Among the entries, how many lines hold the word "text"? Respond with that number only.
-*-*-
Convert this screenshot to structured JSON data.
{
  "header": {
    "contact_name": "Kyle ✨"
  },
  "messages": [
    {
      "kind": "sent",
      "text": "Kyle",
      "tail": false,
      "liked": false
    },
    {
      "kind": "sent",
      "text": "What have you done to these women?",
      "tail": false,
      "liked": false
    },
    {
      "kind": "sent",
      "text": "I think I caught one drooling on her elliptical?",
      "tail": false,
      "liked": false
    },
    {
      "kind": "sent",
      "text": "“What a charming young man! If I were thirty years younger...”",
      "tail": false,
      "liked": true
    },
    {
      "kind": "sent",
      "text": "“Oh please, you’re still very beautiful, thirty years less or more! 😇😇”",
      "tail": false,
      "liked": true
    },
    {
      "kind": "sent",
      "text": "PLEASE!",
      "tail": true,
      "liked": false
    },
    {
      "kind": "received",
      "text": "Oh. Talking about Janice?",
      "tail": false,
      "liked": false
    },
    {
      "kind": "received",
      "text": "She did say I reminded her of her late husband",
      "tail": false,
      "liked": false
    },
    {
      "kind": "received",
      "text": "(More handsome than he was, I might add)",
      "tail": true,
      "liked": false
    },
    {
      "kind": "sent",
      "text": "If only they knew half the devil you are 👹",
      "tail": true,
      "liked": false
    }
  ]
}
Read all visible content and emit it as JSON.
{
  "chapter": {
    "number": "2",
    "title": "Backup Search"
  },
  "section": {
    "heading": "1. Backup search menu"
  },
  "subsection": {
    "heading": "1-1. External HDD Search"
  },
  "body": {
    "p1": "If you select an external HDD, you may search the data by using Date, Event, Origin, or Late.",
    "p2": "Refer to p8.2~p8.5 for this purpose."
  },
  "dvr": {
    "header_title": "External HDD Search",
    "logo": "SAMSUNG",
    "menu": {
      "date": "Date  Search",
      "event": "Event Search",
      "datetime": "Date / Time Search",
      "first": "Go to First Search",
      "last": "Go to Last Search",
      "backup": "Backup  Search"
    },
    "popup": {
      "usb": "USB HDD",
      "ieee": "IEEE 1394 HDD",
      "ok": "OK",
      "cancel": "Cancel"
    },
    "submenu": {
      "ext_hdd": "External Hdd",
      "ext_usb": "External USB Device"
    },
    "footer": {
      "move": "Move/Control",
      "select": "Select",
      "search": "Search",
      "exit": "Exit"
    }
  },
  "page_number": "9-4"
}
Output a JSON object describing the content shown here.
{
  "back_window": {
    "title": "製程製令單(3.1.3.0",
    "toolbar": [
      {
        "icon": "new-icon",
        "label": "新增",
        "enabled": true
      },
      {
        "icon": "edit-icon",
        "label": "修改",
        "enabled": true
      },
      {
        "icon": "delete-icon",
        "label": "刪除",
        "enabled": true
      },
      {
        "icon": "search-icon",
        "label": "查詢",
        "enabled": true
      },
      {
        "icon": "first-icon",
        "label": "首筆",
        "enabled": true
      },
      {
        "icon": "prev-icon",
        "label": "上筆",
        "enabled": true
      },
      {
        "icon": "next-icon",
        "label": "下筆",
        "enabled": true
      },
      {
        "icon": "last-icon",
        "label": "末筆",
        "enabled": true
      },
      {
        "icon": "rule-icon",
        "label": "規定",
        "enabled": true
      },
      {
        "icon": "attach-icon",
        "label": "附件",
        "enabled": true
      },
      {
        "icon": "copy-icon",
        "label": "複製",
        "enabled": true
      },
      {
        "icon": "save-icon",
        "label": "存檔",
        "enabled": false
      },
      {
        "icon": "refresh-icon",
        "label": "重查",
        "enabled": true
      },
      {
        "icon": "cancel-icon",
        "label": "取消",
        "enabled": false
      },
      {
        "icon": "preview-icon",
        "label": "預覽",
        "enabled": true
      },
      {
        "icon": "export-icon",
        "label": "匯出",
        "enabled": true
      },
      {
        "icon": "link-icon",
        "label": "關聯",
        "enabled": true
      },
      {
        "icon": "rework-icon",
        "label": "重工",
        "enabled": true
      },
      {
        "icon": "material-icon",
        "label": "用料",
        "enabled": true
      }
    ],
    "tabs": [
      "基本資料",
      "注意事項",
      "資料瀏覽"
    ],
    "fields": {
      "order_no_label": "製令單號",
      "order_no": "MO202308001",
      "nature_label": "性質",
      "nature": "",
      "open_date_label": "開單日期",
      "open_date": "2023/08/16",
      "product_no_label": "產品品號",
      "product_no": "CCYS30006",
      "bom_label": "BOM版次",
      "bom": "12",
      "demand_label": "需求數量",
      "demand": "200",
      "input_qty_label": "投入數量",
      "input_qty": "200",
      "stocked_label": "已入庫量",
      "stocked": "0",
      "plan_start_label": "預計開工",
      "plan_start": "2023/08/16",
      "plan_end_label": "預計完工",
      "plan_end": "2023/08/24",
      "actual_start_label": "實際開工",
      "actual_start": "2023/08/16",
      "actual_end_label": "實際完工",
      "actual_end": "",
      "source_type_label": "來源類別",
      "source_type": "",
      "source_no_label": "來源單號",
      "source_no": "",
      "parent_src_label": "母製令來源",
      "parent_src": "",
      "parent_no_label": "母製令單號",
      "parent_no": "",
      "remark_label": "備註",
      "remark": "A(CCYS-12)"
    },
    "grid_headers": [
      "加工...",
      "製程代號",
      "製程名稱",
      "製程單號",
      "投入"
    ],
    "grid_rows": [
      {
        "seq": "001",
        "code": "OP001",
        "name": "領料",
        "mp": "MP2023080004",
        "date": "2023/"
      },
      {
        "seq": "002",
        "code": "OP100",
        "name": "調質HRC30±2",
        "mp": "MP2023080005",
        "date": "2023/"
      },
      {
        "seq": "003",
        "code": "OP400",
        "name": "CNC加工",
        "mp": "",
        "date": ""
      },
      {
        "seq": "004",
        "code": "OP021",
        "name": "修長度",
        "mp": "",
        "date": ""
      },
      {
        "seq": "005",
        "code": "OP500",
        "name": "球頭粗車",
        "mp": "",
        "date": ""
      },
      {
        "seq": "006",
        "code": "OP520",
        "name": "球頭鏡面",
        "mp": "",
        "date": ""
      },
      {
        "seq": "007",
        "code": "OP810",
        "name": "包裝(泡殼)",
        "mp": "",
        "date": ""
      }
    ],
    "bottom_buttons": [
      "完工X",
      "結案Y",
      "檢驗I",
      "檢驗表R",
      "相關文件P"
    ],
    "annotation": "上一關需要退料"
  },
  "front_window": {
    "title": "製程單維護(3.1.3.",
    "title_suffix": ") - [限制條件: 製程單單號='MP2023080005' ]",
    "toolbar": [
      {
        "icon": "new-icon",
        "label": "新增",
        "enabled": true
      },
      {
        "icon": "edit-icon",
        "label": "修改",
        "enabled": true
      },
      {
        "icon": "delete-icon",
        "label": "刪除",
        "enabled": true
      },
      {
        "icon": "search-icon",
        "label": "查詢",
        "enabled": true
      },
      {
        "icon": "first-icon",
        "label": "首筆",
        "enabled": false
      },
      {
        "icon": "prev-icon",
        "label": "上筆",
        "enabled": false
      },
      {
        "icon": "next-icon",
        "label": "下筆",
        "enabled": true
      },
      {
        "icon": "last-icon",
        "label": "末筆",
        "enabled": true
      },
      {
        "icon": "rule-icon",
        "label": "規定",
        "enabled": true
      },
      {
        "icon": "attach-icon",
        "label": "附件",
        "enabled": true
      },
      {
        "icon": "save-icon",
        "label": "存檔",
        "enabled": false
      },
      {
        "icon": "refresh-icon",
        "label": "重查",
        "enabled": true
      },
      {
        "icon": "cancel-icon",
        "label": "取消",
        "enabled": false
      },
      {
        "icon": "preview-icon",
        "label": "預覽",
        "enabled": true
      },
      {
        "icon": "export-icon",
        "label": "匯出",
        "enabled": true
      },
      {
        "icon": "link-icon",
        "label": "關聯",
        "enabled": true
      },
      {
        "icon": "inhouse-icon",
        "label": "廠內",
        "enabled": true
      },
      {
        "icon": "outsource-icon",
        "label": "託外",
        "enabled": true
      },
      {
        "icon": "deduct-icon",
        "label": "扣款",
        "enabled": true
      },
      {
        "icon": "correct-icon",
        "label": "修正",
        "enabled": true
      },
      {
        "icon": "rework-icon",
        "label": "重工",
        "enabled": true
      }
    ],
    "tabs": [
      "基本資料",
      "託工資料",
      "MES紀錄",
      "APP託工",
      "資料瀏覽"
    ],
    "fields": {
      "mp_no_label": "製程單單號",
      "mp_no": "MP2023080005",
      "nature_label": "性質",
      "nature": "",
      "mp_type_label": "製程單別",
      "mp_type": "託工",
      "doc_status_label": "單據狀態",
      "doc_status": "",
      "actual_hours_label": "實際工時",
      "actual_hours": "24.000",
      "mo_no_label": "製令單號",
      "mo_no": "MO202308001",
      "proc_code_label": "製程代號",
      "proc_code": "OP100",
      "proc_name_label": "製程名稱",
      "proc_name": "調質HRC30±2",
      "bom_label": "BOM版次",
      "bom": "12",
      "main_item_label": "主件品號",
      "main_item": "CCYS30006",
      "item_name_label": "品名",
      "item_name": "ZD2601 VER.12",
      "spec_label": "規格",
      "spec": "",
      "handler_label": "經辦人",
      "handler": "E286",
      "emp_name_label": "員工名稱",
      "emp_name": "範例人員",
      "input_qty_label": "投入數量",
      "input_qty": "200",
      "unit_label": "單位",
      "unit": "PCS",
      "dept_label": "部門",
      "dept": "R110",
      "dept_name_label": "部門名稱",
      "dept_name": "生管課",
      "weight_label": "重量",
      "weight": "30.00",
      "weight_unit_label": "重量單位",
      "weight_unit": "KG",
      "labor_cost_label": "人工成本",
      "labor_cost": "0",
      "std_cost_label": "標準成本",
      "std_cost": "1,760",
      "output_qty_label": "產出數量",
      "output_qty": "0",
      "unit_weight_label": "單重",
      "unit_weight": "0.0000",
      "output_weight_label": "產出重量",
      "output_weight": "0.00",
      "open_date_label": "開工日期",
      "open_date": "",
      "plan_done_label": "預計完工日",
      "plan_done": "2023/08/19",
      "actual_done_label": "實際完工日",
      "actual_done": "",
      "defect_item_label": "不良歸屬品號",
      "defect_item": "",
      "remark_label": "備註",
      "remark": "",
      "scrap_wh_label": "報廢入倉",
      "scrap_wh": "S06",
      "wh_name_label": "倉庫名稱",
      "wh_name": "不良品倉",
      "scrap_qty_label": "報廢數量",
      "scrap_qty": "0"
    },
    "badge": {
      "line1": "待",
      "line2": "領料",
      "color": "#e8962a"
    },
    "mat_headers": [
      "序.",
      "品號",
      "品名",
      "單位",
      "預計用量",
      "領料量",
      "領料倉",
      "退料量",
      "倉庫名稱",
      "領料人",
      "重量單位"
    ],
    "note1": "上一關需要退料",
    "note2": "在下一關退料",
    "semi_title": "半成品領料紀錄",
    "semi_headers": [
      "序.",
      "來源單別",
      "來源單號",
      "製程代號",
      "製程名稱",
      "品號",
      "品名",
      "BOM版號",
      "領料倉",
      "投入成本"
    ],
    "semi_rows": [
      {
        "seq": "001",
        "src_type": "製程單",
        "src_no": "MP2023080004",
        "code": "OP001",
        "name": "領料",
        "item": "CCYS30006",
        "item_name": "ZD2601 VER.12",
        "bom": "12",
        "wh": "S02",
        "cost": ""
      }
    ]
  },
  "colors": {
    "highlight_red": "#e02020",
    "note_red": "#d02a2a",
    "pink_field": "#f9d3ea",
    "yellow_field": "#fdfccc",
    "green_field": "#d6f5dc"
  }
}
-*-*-
Exercise solution – 10